Required action: For this exercise, the reply is the listing below, reproduced exactly.

Exercise data:
--------------------
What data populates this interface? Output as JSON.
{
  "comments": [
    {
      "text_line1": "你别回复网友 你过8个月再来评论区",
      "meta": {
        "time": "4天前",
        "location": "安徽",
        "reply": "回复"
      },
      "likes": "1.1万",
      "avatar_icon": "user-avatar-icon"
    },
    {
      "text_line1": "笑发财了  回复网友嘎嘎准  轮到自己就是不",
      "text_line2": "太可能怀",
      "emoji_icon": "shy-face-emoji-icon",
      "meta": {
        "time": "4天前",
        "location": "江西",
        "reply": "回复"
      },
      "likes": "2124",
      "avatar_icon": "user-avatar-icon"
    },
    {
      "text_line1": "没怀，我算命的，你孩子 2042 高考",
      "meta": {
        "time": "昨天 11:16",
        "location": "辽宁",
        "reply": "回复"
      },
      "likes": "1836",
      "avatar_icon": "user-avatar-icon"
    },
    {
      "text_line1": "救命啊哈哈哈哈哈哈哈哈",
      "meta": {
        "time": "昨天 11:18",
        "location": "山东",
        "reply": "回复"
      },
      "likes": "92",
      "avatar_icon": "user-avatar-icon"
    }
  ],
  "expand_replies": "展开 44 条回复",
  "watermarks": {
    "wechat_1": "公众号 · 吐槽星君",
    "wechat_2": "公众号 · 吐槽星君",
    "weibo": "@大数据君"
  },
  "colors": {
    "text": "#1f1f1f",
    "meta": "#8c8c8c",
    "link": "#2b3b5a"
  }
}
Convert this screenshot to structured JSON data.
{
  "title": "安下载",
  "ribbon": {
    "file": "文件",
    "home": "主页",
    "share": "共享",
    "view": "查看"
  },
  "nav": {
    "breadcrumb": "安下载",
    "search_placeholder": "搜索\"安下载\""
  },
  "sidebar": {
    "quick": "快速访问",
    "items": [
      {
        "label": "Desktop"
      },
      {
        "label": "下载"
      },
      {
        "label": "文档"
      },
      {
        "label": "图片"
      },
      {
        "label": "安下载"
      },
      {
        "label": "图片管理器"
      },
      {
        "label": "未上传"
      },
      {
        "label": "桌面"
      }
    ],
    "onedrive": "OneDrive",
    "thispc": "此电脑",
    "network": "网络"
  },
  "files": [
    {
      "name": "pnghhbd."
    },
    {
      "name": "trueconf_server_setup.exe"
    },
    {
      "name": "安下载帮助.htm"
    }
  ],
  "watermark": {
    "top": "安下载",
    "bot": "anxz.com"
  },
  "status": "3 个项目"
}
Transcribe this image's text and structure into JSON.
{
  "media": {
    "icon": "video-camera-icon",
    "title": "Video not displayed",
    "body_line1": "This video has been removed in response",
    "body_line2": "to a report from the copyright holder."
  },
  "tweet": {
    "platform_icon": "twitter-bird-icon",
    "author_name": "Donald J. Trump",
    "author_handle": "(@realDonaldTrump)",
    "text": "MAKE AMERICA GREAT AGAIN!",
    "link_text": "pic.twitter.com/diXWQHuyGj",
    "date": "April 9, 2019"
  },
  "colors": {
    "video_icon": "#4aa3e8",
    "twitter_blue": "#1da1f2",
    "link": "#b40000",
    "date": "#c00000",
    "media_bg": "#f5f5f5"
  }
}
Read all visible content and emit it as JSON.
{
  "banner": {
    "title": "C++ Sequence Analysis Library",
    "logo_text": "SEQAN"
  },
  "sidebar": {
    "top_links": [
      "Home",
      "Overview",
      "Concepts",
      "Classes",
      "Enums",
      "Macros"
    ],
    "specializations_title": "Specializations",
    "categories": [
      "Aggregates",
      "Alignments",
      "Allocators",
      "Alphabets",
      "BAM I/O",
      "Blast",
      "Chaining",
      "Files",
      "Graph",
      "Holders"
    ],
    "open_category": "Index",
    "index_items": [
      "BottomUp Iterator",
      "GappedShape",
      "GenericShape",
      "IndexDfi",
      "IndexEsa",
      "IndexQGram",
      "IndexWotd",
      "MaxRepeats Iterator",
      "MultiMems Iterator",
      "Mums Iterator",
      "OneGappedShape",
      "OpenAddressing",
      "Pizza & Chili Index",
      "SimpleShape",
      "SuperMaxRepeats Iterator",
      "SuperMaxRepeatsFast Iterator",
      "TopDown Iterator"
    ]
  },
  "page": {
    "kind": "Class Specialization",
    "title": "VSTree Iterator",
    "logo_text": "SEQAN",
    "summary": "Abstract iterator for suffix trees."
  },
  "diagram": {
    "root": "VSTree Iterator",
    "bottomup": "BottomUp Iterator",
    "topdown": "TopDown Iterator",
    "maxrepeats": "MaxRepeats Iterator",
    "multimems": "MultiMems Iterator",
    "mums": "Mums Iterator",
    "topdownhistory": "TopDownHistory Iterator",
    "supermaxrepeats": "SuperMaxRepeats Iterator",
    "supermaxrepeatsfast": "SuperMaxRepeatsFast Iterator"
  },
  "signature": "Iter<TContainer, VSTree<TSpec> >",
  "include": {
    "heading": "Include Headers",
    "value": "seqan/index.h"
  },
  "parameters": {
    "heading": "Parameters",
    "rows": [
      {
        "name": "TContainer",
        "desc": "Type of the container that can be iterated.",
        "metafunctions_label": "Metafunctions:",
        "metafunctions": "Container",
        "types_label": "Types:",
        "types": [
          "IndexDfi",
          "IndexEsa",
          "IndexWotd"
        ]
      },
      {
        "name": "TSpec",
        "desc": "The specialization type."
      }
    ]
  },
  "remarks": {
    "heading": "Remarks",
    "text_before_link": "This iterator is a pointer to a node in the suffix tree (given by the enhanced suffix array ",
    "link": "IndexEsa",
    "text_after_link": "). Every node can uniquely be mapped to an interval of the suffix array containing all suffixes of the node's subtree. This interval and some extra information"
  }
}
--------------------
Response for this exercise:
What data populates this interface? Output as JSON.
{
  "comments": [
    {
      "text_line1": "你别回复网友 你过8个月再来评论区",
      "meta": {
        "time": "4天前",
        "location": "安徽",
        "reply": "回复"
      },
      "likes": "1.1万",
      "avatar_icon": "user-avatar-icon"
    },
    {
      "text_line1": "笑发财了  回复网友嘎嘎准  轮到自己就是不",
      "text_line2": "太可能怀",
      "emoji_icon": "shy-face-emoji-icon",
      "meta": {
        "time": "4天前",
        "location": "江西",
        "reply": "回复"
      },
      "likes": "2124",
      "avatar_icon": "user-avatar-icon"
    },
    {
      "text_line1": "没怀，我算命的，你孩子 2042 高考",
      "meta": {
        "time": "昨天 11:16",
        "location": "辽宁",
        "reply": "回复"
      },
      "likes": "1836",
      "avatar_icon": "user-avatar-icon"
    },
    {
      "text_line1": "救命啊哈哈哈哈哈哈哈哈",
      "meta": {
        "time": "昨天 11:18",
        "location": "山东",
        "reply": "回复"
      },
      "likes": "92",
      "avatar_icon": "user-avatar-icon"
    }
  ],
  "expand_replies": "展开 44 条回复",
  "watermarks": {
    "wechat_1": "公众号 · 吐槽星君",
    "wechat_2": "公众号 · 吐槽星君",
    "weibo": "@大数据君"
  },
  "colors": {
    "text": "#1f1f1f",
    "meta": "#8c8c8c",
    "link": "#2b3b5a"
  }
}
Convert this screenshot to structured JSON data.
{
  "title": "安下载",
  "ribbon": {
    "file": "文件",
    "home": "主页",
    "share": "共享",
    "view": "查看"
  },
  "nav": {
    "breadcrumb": "安下载",
    "search_placeholder": "搜索\"安下载\""
  },
  "sidebar": {
    "quick": "快速访问",
    "items": [
      {
        "label": "Desktop"
      },
      {
        "label": "下载"
      },
      {
        "label": "文档"
      },
      {
        "label": "图片"
      },
      {
        "label": "安下载"
      },
      {
        "label": "图片管理器"
      },
      {
        "label": "未上传"
      },
      {
        "label": "桌面"
      }
    ],
    "onedrive": "OneDrive",
    "thispc": "此电脑",
    "network": "网络"
  },
  "files": [
    {
      "name": "pnghhbd."
    },
    {
      "name": "trueconf_server_setup.exe"
    },
    {
      "name": "安下载帮助.htm"
    }
  ],
  "watermark": {
    "top": "安下载",
    "bot": "anxz.com"
  },
  "status": "3 个项目"
}
Transcribe this image's text and structure into JSON.
{
  "media": {
    "icon": "video-camera-icon",
    "title": "Video not displayed",
    "body_line1": "This video has been removed in response",
    "body_line2": "to a report from the copyright holder."
  },
  "tweet": {
    "platform_icon": "twitter-bird-icon",
    "author_name": "Donald J. Trump",
    "author_handle": "(@realDonaldTrump)",
    "text": "MAKE AMERICA GREAT AGAIN!",
    "link_text": "pic.twitter.com/diXWQHuyGj",
    "date": "April 9, 2019"
  },
  "colors": {
    "video_icon": "#4aa3e8",
    "twitter_blue": "#1da1f2",
    "link": "#b40000",
    "date": "#c00000",
    "media_bg": "#f5f5f5"
  }
}
Read all visible content and emit it as JSON.
{
  "banner": {
    "title": "C++ Sequence Analysis Library",
    "logo_text": "SEQAN"
  },
  "sidebar": {
    "top_links": [
      "Home",
      "Overview",
      "Concepts",
      "Classes",
      "Enums",
      "Macros"
    ],
    "specializations_title": "Specializations",
    "categories": [
      "Aggregates",
      "Alignments",
      "Allocators",
      "Alphabets",
      "BAM I/O",
      "Blast",
      "Chaining",
      "Files",
      "Graph",
      "Holders"
    ],
    "open_category": "Index",
    "index_items": [
      "BottomUp Iterator",
      "GappedShape",
      "GenericShape",
      "IndexDfi",
      "IndexEsa",
      "IndexQGram",
      "IndexWotd",
      "MaxRepeats Iterator",
      "MultiMems Iterator",
      "Mums Iterator",
      "OneGappedShape",
      "OpenAddressing",
      "Pizza & Chili Index",
      "SimpleShape",
      "SuperMaxRepeats Iterator",
      "SuperMaxRepeatsFast Iterator",
      "TopDown Iterator"
    ]
  },
  "page": {
    "kind": "Class Specialization",
    "title": "VSTree Iterator",
    "logo_text": "SEQAN",
    "summary": "Abstract iterator for suffix trees."
  },
  "diagram": {
    "root": "VSTree Iterator",
    "bottomup": "BottomUp Iterator",
    "topdown": "TopDown Iterator",
    "maxrepeats": "MaxRepeats Iterator",
    "multimems": "MultiMems Iterator",
    "mums": "Mums Iterator",
    "topdownhistory": "TopDownHistory Iterator",
    "supermaxrepeats": "SuperMaxRepeats Iterator",
    "supermaxrepeatsfast": "SuperMaxRepeatsFast Iterator"
  },
  "signature": "Iter<TContainer, VSTree<TSpec> >",
  "include": {
    "heading": "Include Headers",
    "value": "seqan/index.h"
  },
  "parameters": {
    "heading": "Parameters",
    "rows": [
      {
        "name": "TContainer",
        "desc": "Type of the container that can be iterated.",
        "metafunctions_label": "Metafunctions:",
        "metafunctions": "Container",
        "types_label": "Types:",
        "types": [
          "IndexDfi",
          "IndexEsa",
          "IndexWotd"
        ]
      },
      {
        "name": "TSpec",
        "desc": "The specialization type."
      }
    ]
  },
  "remarks": {
    "heading": "Remarks",
    "text_before_link": "This iterator is a pointer to a node in the suffix tree (given by the enhanced suffix array ",
    "link": "IndexEsa",
    "text_after_link": "). Every node can uniquely be mapped to an interval of the suffix array containing all suffixes of the node's subtree. This interval and some extra information"
  }
}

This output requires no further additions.